PROBLEM STATEMENT —
I would like the number of lines in the data that contain the word "GBPUSD". Please give that number alone.

=== Section Start ===

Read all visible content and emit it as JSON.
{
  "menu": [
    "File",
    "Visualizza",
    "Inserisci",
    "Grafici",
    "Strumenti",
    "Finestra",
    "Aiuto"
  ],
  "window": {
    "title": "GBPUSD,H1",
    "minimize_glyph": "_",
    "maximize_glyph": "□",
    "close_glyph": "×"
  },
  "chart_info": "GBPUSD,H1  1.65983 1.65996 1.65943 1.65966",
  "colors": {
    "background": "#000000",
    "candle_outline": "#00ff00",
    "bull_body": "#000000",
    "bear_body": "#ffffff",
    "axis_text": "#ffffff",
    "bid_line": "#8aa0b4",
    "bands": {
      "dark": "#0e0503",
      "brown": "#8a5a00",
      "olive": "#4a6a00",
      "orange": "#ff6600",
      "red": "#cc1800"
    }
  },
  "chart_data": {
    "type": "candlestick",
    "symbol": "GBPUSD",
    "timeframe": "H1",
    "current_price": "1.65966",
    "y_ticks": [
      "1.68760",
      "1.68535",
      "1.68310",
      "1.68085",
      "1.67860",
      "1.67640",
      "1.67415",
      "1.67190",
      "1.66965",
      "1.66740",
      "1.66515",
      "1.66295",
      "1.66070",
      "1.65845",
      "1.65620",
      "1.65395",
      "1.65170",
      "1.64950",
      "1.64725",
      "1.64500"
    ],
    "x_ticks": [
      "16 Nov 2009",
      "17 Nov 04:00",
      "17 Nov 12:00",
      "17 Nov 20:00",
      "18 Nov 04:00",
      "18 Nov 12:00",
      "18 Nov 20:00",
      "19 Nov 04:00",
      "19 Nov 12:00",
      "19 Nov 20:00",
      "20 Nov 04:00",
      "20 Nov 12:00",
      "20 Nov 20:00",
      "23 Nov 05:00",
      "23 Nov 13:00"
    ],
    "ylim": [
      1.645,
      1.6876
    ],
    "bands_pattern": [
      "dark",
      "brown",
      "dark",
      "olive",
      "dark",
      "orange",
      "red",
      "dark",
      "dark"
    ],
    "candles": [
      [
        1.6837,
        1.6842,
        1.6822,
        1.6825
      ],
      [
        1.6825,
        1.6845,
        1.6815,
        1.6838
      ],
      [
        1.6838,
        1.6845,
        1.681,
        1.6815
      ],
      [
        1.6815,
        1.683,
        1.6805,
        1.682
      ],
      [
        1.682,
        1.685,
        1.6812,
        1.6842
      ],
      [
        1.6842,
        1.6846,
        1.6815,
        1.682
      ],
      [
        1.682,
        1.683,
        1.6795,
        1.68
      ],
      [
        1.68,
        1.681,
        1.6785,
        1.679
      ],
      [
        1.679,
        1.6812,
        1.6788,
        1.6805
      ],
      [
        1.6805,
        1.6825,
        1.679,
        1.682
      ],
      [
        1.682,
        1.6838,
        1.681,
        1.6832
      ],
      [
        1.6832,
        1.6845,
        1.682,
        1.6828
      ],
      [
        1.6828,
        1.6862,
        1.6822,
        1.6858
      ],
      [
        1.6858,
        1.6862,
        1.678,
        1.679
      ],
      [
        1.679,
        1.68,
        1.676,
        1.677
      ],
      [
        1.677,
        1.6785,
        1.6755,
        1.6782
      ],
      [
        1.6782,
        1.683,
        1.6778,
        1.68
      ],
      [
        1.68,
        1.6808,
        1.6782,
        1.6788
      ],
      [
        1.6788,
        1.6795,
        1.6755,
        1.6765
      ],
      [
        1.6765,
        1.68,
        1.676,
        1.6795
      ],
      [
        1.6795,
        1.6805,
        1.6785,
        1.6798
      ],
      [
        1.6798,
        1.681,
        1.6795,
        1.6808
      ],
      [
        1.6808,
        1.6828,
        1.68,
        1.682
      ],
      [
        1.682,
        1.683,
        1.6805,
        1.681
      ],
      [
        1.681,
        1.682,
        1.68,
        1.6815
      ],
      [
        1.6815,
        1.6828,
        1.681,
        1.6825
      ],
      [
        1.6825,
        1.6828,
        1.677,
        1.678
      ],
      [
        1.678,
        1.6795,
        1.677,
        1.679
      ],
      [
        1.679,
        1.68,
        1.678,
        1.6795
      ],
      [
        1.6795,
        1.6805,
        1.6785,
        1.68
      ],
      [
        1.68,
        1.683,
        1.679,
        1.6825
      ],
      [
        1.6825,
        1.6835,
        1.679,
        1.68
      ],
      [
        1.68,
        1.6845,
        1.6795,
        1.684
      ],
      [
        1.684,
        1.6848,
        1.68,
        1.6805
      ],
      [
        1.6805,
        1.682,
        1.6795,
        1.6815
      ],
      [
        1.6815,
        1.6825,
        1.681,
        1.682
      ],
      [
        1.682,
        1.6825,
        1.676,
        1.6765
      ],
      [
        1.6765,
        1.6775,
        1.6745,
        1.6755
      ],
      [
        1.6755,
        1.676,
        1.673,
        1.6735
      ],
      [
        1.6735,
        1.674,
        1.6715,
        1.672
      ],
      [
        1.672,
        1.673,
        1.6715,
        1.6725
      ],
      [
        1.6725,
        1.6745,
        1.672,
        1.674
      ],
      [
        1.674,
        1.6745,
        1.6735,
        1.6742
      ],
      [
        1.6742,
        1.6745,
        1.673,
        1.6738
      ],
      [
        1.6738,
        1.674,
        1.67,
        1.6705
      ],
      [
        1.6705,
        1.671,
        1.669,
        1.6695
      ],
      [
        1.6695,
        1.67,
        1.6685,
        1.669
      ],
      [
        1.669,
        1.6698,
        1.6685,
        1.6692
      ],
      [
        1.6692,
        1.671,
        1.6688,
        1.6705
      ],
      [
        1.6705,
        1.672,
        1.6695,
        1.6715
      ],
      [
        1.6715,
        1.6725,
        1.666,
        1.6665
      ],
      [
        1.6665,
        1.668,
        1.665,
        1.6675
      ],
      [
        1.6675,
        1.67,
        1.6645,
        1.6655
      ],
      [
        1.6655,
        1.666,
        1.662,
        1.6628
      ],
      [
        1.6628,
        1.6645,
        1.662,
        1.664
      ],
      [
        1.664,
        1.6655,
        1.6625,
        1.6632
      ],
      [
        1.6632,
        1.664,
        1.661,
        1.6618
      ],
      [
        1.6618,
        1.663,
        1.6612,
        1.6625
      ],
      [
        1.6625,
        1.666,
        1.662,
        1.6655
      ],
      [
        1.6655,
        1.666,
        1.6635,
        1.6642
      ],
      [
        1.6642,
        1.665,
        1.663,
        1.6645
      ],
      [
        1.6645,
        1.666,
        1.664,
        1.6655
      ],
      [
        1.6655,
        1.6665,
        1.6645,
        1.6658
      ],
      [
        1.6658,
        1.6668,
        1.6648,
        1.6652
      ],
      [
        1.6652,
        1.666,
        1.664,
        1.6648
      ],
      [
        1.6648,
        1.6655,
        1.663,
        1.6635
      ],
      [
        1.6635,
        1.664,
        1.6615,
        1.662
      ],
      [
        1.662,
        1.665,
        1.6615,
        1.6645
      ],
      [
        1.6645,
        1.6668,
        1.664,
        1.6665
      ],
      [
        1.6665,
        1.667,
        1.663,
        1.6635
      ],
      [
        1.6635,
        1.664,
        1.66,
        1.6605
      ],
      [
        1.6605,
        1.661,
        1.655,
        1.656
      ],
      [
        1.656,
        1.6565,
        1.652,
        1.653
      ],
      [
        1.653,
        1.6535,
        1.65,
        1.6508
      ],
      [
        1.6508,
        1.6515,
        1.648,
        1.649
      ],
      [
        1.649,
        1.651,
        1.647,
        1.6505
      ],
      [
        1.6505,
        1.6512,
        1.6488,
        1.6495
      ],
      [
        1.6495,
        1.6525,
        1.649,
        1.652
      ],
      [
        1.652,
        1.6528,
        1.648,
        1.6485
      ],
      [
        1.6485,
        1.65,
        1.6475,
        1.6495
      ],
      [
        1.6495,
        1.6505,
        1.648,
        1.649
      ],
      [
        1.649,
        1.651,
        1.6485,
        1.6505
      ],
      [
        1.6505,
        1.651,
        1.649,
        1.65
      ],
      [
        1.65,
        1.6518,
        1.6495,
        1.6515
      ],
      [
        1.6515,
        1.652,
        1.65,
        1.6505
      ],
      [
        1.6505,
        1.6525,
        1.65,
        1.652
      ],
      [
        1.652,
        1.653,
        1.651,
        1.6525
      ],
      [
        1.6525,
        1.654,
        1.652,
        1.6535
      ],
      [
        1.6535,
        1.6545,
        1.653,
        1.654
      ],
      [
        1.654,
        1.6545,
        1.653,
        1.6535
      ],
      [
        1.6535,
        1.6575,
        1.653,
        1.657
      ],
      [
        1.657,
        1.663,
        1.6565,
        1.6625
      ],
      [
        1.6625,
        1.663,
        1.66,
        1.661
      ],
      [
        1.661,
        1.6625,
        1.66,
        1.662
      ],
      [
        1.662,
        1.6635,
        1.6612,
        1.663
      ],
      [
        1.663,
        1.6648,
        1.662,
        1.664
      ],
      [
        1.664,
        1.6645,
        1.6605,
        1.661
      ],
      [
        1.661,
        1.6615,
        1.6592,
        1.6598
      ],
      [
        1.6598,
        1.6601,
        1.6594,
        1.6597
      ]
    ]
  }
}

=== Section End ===

ANSWER SPACE —
3